Members also considered it essential to protect BTAC’s other play areas, some of which were quite accessible, and particularly as securing the Woodville Road site would make them more attractive.


The Chairman reported that officers were looking at all the play areas and would come back with options as soon as possible and had closed the gates of Central Park to make it inaccessible.  However, the location of the Woodville Road site and its access ability put it to the top of the priority list.


The Ward Member reported that he was on-site at an early stage.  He recognised that there was a need to make provision for travellers and felt that the site provided at the Redstone Industrial Estate was limited.
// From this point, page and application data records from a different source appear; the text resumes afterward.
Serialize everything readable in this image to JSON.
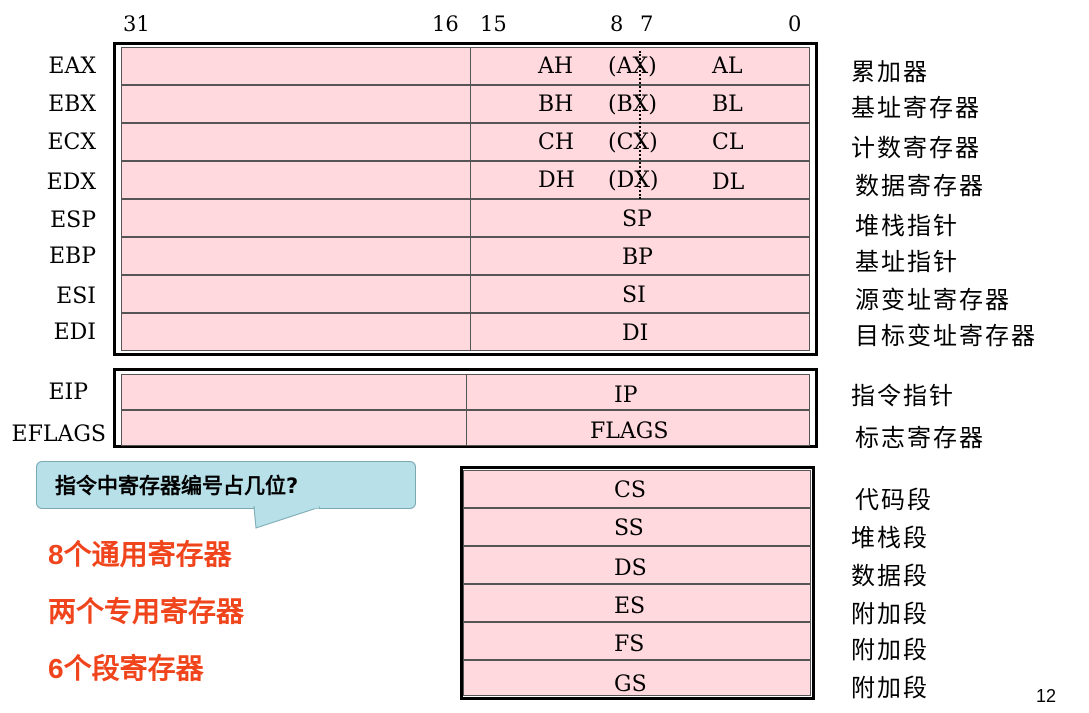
{
  "bits": {
    "b31": "31",
    "b16": "16",
    "b15": "15",
    "b8": "8",
    "b7": "7",
    "b0": "0"
  },
  "general": [
    {
      "name": "EAX",
      "hi": "AH",
      "mid": "(AX)",
      "lo": "AL",
      "desc": "累加器"
    },
    {
      "name": "EBX",
      "hi": "BH",
      "mid": "(BX)",
      "lo": "BL",
      "desc": "基址寄存器"
    },
    {
      "name": "ECX",
      "hi": "CH",
      "mid": "(CX)",
      "lo": "CL",
      "desc": "计数寄存器"
    },
    {
      "name": "EDX",
      "hi": "DH",
      "mid": "(DX)",
      "lo": "DL",
      "desc": "数据寄存器"
    },
    {
      "name": "ESP",
      "low": "SP",
      "desc": "堆栈指针"
    },
    {
      "name": "EBP",
      "low": "BP",
      "desc": "基址指针"
    },
    {
      "name": "ESI",
      "low": "SI",
      "desc": "源变址寄存器"
    },
    {
      "name": "EDI",
      "low": "DI",
      "desc": "目标变址寄存器"
    }
  ],
  "special": [
    {
      "name": "EIP",
      "low": "IP",
      "desc": "指令指针"
    },
    {
      "name": "EFLAGS",
      "low": "FLAGS",
      "desc": "标志寄存器"
    }
  ],
  "segments": [
    {
      "name": "CS",
      "desc": "代码段"
    },
    {
      "name": "SS",
      "desc": "堆栈段"
    },
    {
      "name": "DS",
      "desc": "数据段"
    },
    {
      "name": "ES",
      "desc": "附加段"
    },
    {
      "name": "FS",
      "desc": "附加段"
    },
    {
      "name": "GS",
      "desc": "附加段"
    }
  ],
  "callout": "指令中寄存器编号占几位?",
  "notes": [
    "8个通用寄存器",
    "两个专用寄存器",
    "6个段寄存器"
  ],
  "page_number": "12",
  "colors": {
    "register_fill": "#ffd9de",
    "callout_fill": "#b7e0e8",
    "note_color": "#f0451c"
  }
}
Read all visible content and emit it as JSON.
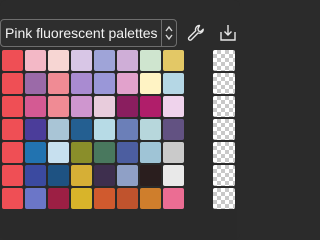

Provision of stopover sites would avoid the use of open spaces.


The Ward Member had considered the Woodville Road Park’s security with the ASB Officer and residents to find the best solution. The park was the first on entry to the town; it was a lovely facility, a gateway to Boston and he was proud of it. It was essential to fence it, as close to the road as possible, and provide CCTV provided. They had a duty to keep it safe and keep the park beautiful. A fence would also prevent children from running out into the road. Anything could be forced open, but it could be made as difficult as possible. They had to prevent this happening again.


The Ward Member added that he and residents had phoned the Council on the morning, but there had been a delay getting the information through to the ASB Officer.  The receptionists had not known how to get hold of officers and there was only one on duty, which was disappointing, as it warranted quick action.


In response, the Community Safety Manager explained that he had been on leave the day the travellers arrived, that Boston only had one ASB Officer and one part-time officer who did not work on Fridays.  The customer services team did have mobile contact numbers for them, but the ASB Officer had been on his lunch.  Immediately on his return, the ASB Officer began proceedings, pulling together 29 legal notices and securing police support in order to serve them, taking just over an hour, which was commendable.


A Member noted that the court process had been relatively quick and pointed out that there was provision for travellers; it was set out in the Local Plan for Boston and South Holland.  The majority of sites were in South Holland, but some were on the border with Boston. Therefore, the Council had provided what was required and, in fact, the Local Plan would not have gained approval if it had not.


Other suggestions made by Members were to consider the provision of an ASB Officer for BTAC and a process for reacting immediately if someone broke through an open space’s fence.


RESOLVED: That BTAC provides £19,470 to fund the protection of Woodville Road recreation ground with a galvanised steel fence, similar to that already in place around the play area.

Supporting documents: